**Work instruction**
The job is to find each line of the records below that includes the word "glyph" and copy it.

**Recorded information**
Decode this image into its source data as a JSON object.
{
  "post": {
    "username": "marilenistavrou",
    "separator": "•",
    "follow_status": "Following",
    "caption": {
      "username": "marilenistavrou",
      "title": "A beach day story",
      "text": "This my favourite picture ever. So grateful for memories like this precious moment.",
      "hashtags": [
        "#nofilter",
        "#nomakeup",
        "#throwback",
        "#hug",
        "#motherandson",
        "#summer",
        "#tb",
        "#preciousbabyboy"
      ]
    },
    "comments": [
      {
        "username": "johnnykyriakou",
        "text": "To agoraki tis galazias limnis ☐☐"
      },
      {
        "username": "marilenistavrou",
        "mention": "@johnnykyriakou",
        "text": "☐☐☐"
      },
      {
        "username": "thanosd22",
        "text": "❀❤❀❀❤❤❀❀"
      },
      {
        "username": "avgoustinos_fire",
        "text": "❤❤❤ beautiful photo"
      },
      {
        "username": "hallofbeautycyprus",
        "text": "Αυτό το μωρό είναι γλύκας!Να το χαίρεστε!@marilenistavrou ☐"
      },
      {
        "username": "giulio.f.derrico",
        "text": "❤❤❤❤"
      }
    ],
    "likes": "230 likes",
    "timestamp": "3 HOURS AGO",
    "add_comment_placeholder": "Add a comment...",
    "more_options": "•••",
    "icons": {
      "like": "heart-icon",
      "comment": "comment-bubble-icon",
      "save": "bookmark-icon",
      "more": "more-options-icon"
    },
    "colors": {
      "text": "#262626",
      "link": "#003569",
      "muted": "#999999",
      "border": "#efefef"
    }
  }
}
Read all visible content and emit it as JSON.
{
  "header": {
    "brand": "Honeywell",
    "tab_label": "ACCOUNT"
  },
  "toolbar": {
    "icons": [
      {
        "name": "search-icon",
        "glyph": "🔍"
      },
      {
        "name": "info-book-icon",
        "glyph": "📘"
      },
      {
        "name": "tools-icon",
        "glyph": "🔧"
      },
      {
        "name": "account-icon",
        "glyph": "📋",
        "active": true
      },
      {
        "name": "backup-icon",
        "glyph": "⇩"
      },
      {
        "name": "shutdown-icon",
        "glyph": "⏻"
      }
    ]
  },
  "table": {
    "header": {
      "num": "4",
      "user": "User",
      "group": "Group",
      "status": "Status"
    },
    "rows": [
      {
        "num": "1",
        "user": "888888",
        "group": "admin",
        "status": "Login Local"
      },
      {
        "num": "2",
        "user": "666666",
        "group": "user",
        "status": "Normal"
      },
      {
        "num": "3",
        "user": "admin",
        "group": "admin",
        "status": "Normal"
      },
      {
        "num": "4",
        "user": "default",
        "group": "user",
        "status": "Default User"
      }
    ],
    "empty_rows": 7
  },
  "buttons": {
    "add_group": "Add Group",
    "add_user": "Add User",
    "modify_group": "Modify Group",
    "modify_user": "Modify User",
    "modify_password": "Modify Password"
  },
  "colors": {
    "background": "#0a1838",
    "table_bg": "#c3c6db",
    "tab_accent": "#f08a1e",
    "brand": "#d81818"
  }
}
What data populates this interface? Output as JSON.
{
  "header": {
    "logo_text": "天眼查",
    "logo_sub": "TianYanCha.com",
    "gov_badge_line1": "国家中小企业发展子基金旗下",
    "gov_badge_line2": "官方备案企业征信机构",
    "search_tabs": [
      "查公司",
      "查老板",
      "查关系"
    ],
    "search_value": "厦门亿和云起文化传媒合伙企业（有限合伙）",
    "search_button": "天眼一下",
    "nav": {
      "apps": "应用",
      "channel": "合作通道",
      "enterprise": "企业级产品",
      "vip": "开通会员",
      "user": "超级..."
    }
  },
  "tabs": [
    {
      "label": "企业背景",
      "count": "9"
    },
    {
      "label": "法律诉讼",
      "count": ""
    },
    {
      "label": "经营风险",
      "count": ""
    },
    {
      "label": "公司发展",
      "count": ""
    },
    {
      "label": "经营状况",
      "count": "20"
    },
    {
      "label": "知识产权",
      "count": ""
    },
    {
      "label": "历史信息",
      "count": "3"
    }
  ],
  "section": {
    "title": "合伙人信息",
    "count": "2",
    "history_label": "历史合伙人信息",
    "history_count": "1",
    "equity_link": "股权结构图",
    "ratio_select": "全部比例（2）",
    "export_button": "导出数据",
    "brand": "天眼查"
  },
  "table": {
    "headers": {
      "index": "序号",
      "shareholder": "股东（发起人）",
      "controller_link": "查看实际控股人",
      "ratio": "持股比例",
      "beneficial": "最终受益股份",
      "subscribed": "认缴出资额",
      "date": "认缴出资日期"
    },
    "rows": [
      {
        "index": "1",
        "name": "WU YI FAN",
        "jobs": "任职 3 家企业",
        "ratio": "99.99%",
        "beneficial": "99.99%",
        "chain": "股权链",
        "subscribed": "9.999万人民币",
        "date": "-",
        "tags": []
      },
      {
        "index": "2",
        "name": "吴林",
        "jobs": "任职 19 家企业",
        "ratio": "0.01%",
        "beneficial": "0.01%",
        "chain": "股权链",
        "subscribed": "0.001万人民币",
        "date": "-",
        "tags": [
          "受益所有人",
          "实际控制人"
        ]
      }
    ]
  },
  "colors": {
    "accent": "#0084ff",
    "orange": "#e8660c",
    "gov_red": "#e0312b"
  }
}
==
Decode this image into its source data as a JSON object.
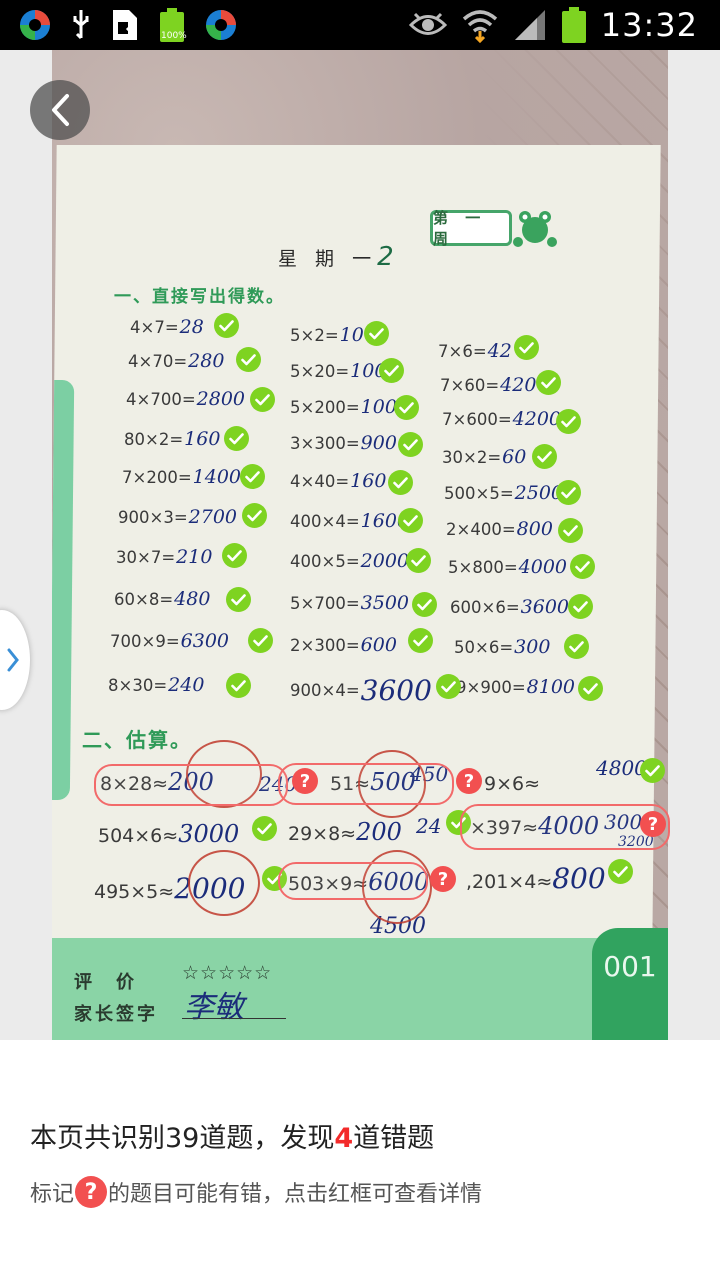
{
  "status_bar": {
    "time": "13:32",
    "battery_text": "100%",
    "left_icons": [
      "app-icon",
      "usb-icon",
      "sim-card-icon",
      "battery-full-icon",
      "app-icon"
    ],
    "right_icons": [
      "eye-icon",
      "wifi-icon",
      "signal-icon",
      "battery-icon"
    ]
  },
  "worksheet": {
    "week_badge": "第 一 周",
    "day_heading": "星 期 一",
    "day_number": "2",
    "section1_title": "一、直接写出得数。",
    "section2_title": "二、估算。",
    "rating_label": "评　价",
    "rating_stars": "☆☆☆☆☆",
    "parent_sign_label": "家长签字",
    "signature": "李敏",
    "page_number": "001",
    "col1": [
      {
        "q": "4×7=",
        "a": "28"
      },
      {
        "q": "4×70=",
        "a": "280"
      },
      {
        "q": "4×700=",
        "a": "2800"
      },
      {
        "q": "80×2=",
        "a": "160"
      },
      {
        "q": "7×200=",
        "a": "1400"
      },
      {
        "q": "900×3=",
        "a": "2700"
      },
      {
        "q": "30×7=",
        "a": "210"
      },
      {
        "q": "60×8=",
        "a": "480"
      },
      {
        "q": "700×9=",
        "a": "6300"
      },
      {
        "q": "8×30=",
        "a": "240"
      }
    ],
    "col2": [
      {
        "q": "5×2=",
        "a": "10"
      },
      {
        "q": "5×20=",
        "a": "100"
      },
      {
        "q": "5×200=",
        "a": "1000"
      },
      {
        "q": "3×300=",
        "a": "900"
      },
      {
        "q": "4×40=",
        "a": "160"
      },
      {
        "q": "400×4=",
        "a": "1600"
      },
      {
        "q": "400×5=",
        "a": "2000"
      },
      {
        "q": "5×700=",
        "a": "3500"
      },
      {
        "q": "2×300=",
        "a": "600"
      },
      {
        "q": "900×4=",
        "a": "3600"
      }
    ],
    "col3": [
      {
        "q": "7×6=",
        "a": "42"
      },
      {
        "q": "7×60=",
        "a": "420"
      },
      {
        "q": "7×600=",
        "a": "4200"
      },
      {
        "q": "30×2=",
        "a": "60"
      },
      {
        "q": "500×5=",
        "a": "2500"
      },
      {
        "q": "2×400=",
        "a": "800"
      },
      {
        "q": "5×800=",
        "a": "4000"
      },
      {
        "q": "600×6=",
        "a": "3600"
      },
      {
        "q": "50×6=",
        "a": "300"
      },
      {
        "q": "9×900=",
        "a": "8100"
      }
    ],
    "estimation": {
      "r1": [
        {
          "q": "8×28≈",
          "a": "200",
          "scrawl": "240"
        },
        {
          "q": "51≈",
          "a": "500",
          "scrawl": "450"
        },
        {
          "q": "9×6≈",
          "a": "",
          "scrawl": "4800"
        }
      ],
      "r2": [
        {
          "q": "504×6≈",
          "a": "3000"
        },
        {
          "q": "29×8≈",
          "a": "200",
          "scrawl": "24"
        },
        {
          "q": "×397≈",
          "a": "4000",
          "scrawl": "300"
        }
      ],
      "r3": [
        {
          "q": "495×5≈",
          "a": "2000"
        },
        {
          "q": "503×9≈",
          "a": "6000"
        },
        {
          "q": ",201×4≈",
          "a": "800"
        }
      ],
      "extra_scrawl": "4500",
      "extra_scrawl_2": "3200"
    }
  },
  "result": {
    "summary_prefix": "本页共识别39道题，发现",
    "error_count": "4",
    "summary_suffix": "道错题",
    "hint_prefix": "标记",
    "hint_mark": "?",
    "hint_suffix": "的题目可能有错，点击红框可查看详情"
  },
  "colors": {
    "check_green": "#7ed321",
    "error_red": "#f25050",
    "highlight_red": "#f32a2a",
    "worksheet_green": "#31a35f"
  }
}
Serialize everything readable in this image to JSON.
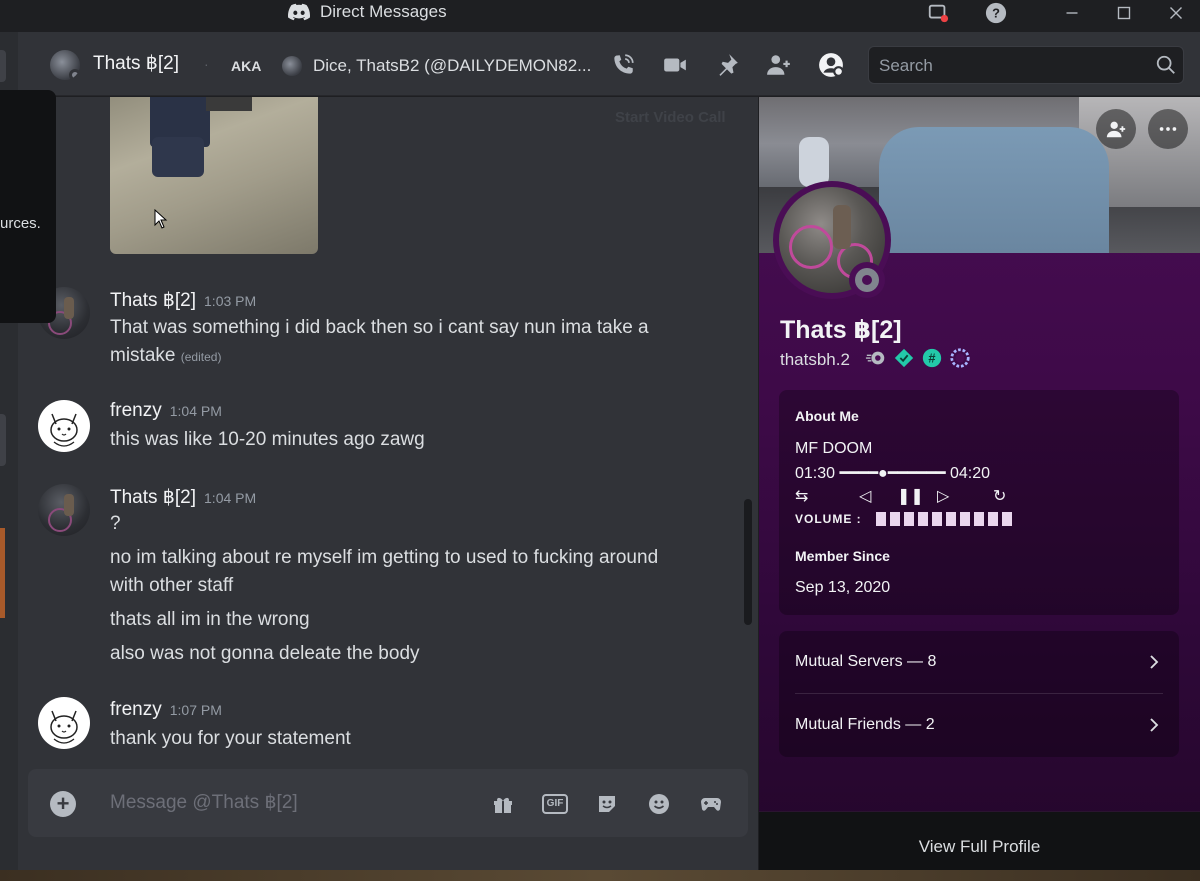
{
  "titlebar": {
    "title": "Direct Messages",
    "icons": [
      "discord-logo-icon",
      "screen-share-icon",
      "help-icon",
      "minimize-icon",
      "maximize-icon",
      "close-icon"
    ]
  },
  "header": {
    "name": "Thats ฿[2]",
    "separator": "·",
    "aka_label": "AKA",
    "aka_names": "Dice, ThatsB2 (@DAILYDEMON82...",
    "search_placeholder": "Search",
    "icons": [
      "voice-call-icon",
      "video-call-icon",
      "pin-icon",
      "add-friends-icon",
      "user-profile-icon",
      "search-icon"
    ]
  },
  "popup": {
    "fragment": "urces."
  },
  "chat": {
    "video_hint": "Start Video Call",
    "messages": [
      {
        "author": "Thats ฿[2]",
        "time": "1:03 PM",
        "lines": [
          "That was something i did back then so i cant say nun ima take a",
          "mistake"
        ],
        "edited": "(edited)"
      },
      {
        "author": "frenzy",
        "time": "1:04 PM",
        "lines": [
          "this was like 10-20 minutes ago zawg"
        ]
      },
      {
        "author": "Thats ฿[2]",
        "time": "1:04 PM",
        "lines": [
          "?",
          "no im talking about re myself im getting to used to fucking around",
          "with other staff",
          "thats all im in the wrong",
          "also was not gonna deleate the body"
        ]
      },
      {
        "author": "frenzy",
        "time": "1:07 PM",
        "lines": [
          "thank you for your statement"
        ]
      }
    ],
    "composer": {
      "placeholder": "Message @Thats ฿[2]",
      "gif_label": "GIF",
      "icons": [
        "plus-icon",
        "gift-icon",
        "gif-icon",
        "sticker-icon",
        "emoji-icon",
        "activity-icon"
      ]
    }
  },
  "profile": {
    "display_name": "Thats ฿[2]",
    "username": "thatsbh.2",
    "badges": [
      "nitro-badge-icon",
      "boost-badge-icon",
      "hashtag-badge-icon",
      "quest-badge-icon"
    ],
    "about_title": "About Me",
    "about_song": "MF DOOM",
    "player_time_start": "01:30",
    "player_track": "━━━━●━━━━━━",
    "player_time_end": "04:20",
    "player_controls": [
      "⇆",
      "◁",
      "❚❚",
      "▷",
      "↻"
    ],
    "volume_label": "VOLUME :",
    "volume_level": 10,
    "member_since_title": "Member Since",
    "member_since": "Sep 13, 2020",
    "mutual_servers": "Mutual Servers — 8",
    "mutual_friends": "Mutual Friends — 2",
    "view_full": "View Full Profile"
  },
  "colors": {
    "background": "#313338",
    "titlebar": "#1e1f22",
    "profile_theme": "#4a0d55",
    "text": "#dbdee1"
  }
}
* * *
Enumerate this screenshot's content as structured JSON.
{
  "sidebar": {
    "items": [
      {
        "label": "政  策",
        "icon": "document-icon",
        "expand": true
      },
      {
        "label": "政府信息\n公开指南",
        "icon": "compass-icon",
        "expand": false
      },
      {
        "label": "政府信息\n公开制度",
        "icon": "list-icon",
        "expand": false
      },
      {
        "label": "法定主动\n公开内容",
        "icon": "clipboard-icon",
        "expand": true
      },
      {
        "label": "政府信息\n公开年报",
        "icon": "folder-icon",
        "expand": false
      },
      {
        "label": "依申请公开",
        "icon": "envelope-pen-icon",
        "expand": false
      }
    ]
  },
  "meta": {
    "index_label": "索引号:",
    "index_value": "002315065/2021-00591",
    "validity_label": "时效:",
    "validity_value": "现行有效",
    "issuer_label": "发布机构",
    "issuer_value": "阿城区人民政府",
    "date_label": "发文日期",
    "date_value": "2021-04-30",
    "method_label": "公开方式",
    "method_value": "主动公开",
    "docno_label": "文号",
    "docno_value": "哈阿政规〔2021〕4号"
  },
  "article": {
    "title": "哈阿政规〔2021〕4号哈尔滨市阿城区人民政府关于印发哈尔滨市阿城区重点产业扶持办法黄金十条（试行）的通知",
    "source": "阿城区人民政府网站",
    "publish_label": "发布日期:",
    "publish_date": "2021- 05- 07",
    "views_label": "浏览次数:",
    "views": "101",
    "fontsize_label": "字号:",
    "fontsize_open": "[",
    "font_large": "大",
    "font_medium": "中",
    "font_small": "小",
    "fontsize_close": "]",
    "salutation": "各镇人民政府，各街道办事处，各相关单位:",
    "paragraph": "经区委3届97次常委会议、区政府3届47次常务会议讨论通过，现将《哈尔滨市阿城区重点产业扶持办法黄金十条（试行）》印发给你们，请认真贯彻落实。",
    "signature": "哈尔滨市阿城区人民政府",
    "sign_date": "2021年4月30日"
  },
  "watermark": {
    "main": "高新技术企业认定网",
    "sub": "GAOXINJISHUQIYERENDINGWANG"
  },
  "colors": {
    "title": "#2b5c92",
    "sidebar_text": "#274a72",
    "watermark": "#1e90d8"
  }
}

**Task response**
        "glyph": "🔍"
        "glyph": "📘"
        "glyph": "🔧"
        "glyph": "📋",
        "glyph": "⇩"
        "glyph": "⏻"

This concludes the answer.